Production saw a big increase in October. Output climbed from 971,760 in September (final) to 1,043,207 (preliminary). That is a 7% jump, moving production across the 1M point. That is a big increase. Why? Then some comparisons, then a couple of graphs.
Lynn Helms attributes the increase to operators opening up wells that had been throttled back and a few big wells coming on line, according a quote in the Wall Street Journal, North Dakota Crude Oil Output Rises to a Five-Month High. Yeah, the WSJ quoted Mr. Helms. They ran an article the day of his press conference to discuss the monthly report. How ‘bout that?
That is an increase of 71,447 bopd, the largest increase in one month going all the way back to 1989. Other months with increases of 40K bopd or more were:
- 54,065 – September 2014
- 52,099 – June 2014
- 50,845 – July 2013
- 42,653 – February 2013
That is an increase of 7.35%. Going back to 1989, the only months with a higher increases on a percentage basis were:

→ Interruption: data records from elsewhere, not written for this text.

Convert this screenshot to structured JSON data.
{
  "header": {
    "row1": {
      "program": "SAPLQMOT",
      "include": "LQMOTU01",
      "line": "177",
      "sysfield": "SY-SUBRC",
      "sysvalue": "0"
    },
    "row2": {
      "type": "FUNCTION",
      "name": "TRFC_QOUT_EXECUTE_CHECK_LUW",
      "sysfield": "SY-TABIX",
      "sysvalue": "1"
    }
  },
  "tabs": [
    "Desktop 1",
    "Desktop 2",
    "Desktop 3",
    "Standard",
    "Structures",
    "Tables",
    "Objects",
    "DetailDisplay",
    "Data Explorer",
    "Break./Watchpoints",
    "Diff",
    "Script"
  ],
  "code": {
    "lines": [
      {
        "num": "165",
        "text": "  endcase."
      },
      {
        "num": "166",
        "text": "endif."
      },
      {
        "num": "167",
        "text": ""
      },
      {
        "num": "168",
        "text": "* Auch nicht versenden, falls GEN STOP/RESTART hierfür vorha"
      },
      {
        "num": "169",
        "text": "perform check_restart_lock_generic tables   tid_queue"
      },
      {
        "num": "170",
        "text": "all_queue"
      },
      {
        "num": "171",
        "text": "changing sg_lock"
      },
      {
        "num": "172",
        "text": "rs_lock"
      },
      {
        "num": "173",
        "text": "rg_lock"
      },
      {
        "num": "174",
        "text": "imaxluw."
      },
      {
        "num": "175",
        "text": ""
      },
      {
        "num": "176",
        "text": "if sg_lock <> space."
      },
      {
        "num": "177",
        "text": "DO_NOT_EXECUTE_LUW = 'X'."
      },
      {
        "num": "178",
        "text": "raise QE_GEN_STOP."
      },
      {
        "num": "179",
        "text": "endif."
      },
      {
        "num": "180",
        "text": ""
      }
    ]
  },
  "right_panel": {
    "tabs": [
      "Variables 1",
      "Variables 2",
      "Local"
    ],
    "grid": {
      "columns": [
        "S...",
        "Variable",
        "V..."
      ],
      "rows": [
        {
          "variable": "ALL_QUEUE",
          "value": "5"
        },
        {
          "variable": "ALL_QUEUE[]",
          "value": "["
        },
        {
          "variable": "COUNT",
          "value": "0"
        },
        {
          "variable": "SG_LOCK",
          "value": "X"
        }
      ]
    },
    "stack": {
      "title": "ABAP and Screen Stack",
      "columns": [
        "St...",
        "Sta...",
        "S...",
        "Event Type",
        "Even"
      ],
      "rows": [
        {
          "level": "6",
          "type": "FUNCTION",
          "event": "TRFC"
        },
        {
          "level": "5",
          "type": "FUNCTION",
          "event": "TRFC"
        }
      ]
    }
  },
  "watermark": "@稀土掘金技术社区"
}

- 10.2% – July 2011 – up 39,351 bopd
- 10.6% – February 2010 – up 24,958 bopd
Average daily output state-wide and Bakken only:
Average daily output since 2004, for a longer term perspective.
More graphs tomorrow.